To say that the body is a complex structure would be the greatest understatement. It’s probably the most complex network ever created in the universe. The other day I was thinking about just one minor aspect of it.
Every cell in the body has a membrane around the outside which acts as a barrier to keep all the cell contents inside, and also a place where the cell can receive communication. In this membrane there are receptors where hormones, neurotransmitters, immune particles can “dock” and this puts a signal into the cell to “do” something.
This membrane is a 3 layered structure. Like a sandwich with two slices of bread on the outside and some meat on the inside. The outer layers of this sandwich are made up of phospholipids. A phospholipid is a structure that has a fat molecule and a phosphorous attached. They sandwich an inner part that is made of cholesterol. The vast majority of cholesterol in the body resides between these two lipid layers. Not only does every cell in the body have this membrane, but so does each structure inside the cell have one. For example, every cell has 1000 to 2000 mitochondria.
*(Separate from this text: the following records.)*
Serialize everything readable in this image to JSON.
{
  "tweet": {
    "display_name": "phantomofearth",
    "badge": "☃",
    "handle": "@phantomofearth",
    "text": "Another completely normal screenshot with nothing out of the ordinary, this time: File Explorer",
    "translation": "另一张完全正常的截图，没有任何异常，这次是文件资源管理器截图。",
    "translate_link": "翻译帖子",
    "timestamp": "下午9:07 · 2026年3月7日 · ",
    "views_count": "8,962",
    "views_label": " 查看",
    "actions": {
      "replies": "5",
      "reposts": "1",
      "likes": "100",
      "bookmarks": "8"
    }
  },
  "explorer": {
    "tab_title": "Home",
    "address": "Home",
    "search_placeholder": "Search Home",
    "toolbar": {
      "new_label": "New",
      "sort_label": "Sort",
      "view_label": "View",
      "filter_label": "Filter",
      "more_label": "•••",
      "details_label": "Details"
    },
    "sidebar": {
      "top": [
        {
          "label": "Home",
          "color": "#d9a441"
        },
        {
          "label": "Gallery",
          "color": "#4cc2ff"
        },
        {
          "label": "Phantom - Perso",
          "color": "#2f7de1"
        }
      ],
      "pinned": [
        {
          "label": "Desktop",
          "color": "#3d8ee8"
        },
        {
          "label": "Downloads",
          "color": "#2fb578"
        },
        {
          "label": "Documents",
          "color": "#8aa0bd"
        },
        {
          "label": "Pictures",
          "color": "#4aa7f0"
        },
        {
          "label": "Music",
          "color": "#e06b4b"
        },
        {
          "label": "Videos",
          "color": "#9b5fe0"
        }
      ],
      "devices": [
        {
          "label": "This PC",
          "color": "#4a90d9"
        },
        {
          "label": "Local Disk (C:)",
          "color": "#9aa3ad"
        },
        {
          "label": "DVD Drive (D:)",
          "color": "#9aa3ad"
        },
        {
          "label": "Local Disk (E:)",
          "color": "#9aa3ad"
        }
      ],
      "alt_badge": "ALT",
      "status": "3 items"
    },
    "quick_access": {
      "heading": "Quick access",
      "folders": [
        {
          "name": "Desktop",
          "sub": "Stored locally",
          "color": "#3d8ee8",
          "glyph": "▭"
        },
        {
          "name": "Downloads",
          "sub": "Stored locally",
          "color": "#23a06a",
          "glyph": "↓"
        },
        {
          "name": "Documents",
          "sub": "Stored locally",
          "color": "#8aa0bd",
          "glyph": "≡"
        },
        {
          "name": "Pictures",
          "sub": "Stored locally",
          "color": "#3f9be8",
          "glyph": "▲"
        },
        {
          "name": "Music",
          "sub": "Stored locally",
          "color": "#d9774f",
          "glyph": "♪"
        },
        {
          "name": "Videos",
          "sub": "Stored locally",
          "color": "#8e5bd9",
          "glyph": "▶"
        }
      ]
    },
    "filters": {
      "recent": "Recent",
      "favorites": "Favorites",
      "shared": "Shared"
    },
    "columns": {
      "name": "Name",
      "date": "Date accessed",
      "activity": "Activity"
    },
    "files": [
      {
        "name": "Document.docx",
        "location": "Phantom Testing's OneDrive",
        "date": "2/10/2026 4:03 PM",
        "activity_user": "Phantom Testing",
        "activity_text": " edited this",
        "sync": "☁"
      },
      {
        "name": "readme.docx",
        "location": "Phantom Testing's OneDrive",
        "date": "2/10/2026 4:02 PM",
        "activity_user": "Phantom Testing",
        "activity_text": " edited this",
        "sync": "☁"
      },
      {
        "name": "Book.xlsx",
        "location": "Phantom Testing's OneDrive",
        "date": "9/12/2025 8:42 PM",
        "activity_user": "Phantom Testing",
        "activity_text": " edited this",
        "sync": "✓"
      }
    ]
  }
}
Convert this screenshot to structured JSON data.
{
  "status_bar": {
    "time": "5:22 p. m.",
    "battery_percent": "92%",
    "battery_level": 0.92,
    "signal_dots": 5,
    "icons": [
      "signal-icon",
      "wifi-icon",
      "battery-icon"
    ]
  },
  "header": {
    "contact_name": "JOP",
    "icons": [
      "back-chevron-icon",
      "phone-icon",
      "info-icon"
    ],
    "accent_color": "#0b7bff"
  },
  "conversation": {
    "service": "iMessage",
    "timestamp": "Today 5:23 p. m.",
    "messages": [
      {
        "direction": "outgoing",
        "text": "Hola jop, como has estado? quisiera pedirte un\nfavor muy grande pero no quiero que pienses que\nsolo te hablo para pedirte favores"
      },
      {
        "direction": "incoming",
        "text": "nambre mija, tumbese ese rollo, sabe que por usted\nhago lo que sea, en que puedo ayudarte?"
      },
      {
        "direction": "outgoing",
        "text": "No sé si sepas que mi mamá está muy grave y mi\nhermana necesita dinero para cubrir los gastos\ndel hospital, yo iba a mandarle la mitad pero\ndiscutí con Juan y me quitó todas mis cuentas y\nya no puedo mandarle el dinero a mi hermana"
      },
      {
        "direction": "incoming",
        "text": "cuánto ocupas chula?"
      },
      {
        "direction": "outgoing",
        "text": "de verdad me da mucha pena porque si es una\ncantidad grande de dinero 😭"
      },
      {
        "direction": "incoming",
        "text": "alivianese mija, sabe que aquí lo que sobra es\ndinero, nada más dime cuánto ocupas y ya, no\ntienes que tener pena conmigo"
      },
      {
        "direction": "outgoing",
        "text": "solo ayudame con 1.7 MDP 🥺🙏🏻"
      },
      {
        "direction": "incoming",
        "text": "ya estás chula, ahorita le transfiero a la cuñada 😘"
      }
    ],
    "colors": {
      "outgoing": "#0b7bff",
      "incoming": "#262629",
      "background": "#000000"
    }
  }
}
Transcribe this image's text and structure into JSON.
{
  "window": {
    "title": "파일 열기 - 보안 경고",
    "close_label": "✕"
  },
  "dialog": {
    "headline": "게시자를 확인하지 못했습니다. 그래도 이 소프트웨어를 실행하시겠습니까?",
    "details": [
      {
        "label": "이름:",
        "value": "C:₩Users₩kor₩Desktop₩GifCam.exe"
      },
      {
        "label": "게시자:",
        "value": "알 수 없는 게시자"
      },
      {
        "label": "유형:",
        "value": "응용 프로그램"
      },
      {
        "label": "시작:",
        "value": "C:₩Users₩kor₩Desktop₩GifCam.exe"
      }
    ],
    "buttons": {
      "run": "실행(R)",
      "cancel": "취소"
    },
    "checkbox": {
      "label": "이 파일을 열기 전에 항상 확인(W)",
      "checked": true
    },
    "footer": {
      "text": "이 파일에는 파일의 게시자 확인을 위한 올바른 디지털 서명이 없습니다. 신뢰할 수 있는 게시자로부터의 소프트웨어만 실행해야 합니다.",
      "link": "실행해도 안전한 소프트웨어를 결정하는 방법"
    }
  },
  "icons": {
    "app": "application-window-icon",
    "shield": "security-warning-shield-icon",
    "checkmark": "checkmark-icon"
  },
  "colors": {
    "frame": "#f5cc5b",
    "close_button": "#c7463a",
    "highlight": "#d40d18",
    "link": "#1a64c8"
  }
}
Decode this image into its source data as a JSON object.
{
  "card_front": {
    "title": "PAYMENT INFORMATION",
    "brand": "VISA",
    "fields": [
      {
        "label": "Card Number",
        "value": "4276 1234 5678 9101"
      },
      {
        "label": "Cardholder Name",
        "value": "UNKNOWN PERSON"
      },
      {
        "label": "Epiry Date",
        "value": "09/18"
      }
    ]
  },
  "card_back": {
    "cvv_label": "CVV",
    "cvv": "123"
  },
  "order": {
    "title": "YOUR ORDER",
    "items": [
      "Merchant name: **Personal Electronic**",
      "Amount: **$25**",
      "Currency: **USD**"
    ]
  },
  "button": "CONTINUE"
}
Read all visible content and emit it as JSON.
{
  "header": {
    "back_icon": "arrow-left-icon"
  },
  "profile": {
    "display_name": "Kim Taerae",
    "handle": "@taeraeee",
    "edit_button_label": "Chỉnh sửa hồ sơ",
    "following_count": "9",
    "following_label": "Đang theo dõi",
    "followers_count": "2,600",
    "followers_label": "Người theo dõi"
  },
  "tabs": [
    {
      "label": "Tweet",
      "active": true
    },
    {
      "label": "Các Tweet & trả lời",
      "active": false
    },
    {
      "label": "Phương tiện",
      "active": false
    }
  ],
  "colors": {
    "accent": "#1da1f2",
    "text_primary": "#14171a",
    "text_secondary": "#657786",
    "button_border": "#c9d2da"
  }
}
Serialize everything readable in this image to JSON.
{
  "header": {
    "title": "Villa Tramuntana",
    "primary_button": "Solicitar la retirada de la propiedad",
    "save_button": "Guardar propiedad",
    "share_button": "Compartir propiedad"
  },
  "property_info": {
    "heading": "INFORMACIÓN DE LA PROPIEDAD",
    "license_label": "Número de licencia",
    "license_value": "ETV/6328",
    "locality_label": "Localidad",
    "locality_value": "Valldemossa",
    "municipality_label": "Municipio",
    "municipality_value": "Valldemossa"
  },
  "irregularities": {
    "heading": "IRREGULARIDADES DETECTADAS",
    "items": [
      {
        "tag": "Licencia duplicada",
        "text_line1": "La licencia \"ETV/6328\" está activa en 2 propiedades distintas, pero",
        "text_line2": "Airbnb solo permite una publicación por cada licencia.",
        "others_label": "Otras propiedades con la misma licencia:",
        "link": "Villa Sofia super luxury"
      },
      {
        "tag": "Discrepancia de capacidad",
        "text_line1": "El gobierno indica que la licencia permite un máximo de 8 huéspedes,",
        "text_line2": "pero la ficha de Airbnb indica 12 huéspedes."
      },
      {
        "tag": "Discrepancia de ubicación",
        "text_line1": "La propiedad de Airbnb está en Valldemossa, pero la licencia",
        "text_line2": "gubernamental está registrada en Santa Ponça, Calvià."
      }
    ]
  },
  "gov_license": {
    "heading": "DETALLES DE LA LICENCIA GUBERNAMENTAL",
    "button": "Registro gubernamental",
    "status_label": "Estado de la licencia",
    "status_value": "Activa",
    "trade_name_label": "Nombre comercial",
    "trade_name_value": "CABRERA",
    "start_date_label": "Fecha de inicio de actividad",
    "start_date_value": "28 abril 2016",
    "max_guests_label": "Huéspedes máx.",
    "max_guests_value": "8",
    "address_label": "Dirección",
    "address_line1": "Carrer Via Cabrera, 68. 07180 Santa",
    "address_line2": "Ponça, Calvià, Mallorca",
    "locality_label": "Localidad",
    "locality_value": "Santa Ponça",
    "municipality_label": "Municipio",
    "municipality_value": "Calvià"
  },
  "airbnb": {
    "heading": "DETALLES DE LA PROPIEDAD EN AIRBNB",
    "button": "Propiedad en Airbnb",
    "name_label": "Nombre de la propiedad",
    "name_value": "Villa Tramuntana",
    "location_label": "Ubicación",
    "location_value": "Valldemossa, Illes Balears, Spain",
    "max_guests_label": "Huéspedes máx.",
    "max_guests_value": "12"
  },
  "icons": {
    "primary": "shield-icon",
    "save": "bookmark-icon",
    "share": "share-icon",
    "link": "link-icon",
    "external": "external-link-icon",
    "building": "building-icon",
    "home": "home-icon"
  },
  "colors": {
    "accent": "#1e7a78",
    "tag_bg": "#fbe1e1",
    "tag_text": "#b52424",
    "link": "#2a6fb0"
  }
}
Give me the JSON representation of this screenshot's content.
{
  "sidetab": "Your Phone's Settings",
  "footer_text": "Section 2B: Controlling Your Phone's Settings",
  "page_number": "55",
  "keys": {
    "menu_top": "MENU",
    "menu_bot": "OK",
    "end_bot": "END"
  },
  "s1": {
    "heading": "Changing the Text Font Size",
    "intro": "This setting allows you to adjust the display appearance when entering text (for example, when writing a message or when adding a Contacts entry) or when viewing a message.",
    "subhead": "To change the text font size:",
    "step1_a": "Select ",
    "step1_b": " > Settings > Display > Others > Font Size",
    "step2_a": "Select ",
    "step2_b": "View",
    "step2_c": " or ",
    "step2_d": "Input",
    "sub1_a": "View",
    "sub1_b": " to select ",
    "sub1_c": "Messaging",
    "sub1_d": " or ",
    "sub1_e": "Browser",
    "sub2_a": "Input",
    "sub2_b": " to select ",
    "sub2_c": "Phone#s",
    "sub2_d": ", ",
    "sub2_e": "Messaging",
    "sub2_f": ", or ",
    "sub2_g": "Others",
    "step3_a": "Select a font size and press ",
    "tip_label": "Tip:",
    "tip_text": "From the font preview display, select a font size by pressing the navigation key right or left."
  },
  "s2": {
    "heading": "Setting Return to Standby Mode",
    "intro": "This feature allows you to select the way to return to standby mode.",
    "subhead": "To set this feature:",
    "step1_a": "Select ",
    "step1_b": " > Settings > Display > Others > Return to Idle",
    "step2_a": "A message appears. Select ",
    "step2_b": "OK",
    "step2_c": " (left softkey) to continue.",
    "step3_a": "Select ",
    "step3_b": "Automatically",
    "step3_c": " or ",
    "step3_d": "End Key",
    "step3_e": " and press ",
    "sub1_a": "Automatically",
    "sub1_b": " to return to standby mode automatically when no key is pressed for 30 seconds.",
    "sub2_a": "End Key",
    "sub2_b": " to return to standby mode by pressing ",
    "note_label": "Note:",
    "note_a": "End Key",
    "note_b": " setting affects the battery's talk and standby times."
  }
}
Each of these has a similar membrane. Cells also have many other structures inside with these same membranes.
I got to thinking about this. How many miles of these membranes are there in one human body?
So, I spent some time with a calculator to get a rough estimate. Each cell in the body has an outer membrane that is about 22 microns in length. A micron is a millionth of a meter. Multiply that number times 100 trillion cells in the body to get the total length of the outer cell membranes and it comes to about 13,670 miles of just outer cell membranes. With the added membranes around structures inside the cell, the number is probably thousands of times this number – in one’s cell membranes are always in flux, being made, remade, injured, and subject to repair when needed. You can also imagine that each cell would have to control its intake of phospholipids and cholesterol so that it can regulate this process.
LDL cholesterol brings the cholesterol, 75% of which is manufactured in the liver, to the cell so it has a supply. When it has excess, HDL cholesterol carries it back to the liver. The balance on this must be pinpoint profound.
What occurs in this system if the person takes a statin drug and cuts the supply of LDL to the cells in half?
Can you imagine there might be a bit of STRESS in every cell in the body when trying to deal with that?
Working with biology is the only long term solution toward health. Sometimes there are dire emergencies where you might have to intervene with something quickly. But usually, using good nutrition, supplements, exercise, and detox, you can work with the body to heal it.
This is our approach at LifeWorks Wellness Center.
Have a great week.
Dr. David I Minkoff, MD